Samuel van Hoogstraten (1627-1678), A Self-portrait of the Young Artist Drawing at an Open Window, inscribed recto: Samuel van Hoogstraten and verso: Samuel van Hoogstraten fecit, pen and brown ink and brown wash, with black and red chalk, 17 x 13.5 cm Fondation Custodia, coll. Frits Lugt, Paris

What makes an exhibition special for you?
An artist has achieved something if he or she forces you to pause and think about the meaning of an artwork: that’s the best part of the exhibition experience. You’re drawn to a work, you observe it, you feel compelled to understand it, you’re forced to develop a singular vision. It’s wonderful when an exhibition opens your eyes – that, too, is part of the curator’s task.

What in your opinion is the role of CODART in the task of the curator?
Within CODART curators can share their knowledge and stimulate one another to broaden their views. CODART members exchange not only art-historical expertise but also their experiences of how to share that expertise in a museum context. CODART should provide all those people with a platform – eagle-eyed curators and specialists alike.

CODART could also manifest itself in different areas. If you think of CODART as a single apple hanging on a tree, then it should be possible, with the help of CODART’s network, to graft an Italian and a French apple onto that tree. CODART is exceptional. The network can be a fount of inspiration for curators in fields other than Dutch and Flemish art, and it can facilitate ties with other specialisms.

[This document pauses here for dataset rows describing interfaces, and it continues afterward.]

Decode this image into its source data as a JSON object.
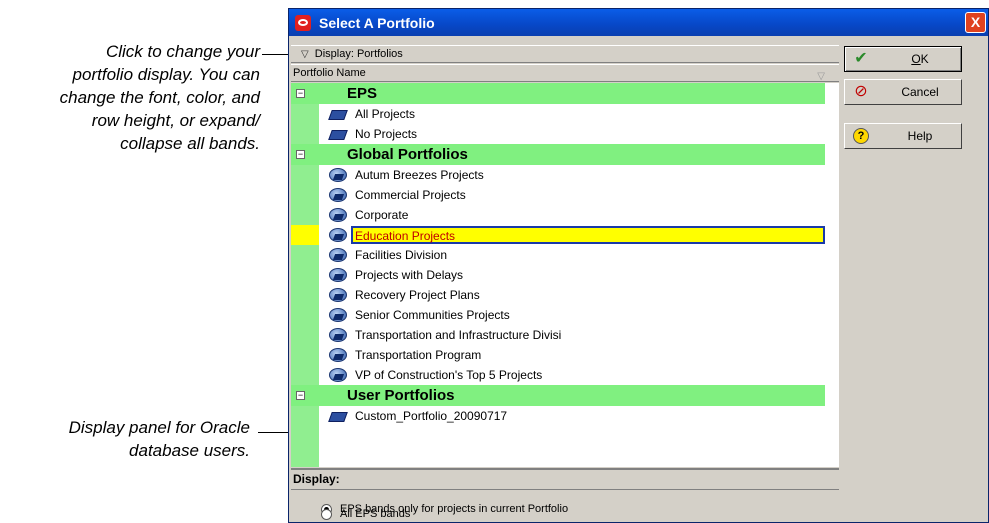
{
  "callouts": {
    "display_note": [
      "Click to change your",
      "portfolio display. You can",
      "change the font, color, and",
      "row height, or expand/",
      "collapse all bands."
    ],
    "panel_note": [
      "Display panel for Oracle",
      "database users."
    ]
  },
  "dialog": {
    "title": "Select A Portfolio",
    "close_label": "X"
  },
  "display_bar": {
    "chevron": "▽",
    "label": "Display: Portfolios"
  },
  "column_header": {
    "label": "Portfolio Name",
    "sort_glyph": "▽"
  },
  "bands": [
    {
      "title": "EPS",
      "toggle": "−",
      "items": [
        "All Projects",
        "No Projects"
      ],
      "icon": "eps-node-icon"
    },
    {
      "title": "Global Portfolios",
      "toggle": "−",
      "items": [
        "Autum Breezes Projects",
        "Commercial Projects",
        "Corporate",
        "Education Projects",
        "Facilities Division",
        "Projects with Delays",
        "Recovery Project Plans",
        "Senior Communities Projects",
        "Transportation and Infrastructure Divisi",
        "Transportation Program",
        "VP of Construction's Top 5 Projects"
      ],
      "icon": "portfolio-globe-icon",
      "selected_index": 3
    },
    {
      "title": "User Portfolios",
      "toggle": "−",
      "items": [
        "Custom_Portfolio_20090717"
      ],
      "icon": "eps-node-icon"
    }
  ],
  "display_panel": {
    "header": "Display:",
    "options": [
      {
        "label": "EPS bands only for projects in current Portfolio",
        "checked": true
      },
      {
        "label": "All EPS bands",
        "checked": false
      }
    ]
  },
  "buttons": {
    "ok": {
      "label_prefix": "",
      "underlined": "O",
      "label_suffix": "K",
      "icon": "checkmark-icon"
    },
    "cancel": {
      "label": "Cancel",
      "icon": "no-entry-icon"
    },
    "help": {
      "label": "Help",
      "icon": "help-icon"
    }
  },
  "colors": {
    "band_green": "#80f080",
    "selection_yellow": "#ffff00",
    "selection_text": "#c00000",
    "titlebar_blue": "#0747c6"
  }
}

I take great satisfaction from my friendships with CODART members. We as Friends wish to support CODART, not only by offering financial support but also by expanding the network and establishing new ties with people outside CODART, making it possible for us to help in other ways. Ultimately the contact between the members and the Friends can make it possible to mount exhibitions and facilitate loans to those exhibitions.

The ethics of the ties between the museum world and the art trade is a very important theme in museology. Neither could exist without the other. This entanglement is fascinating, and we both learn from mistakes made in the past by both sides. Exchanging information on this score and documenting precisely those ties between the art trade and the museum world is a valuable undertaking, not only for CODART, of course, but also for the RKD and various societies of art dealers, such as VHOK, TEFAF, and CINOA. Naturally I’m curious to see how this theme develops at the CODART congress.

Adam Elsheimer (1578-1610), The Flight into Egypt, ca. 1605 silvered copper (oval), 9.8 x 7.6 cm The Kimbell Art Museum, Fort Worth, inv. no. AP 1994.01

What are the nicest things about your profession? Does it also have a downside?
I have no collection of my own, but I’m surrounded by artworks that I either cannot or do not want to sell. It’s wonderful to be able to look intensely with a client at a work of art and to live intensely with an artwork. But it’s also nice to be able to part with it and find peace in an empty wall. Even so, I often part with some regret from certain artworks, such as Elsheimer’s Flight into Egypt, which I sold early on in my career to a private collector, Peter Sharp, and many years later to the Kimbell in Fort Worth, and The Nativity by Fra Bartolomeo, which I sold in 2005 to The Art Institute of Chicago. Sometimes I keep certain drawings or paintings as long as possible, or even hide them in a box or a cupboard, hoping that the world will forget they are with me, and I take them out once in a while to look at them in solitude.

It is true joy, however, to find the perfect home for an artwork: a museum, for example, where it is viewed with interest and studied by people who appreciate the work as much as I do.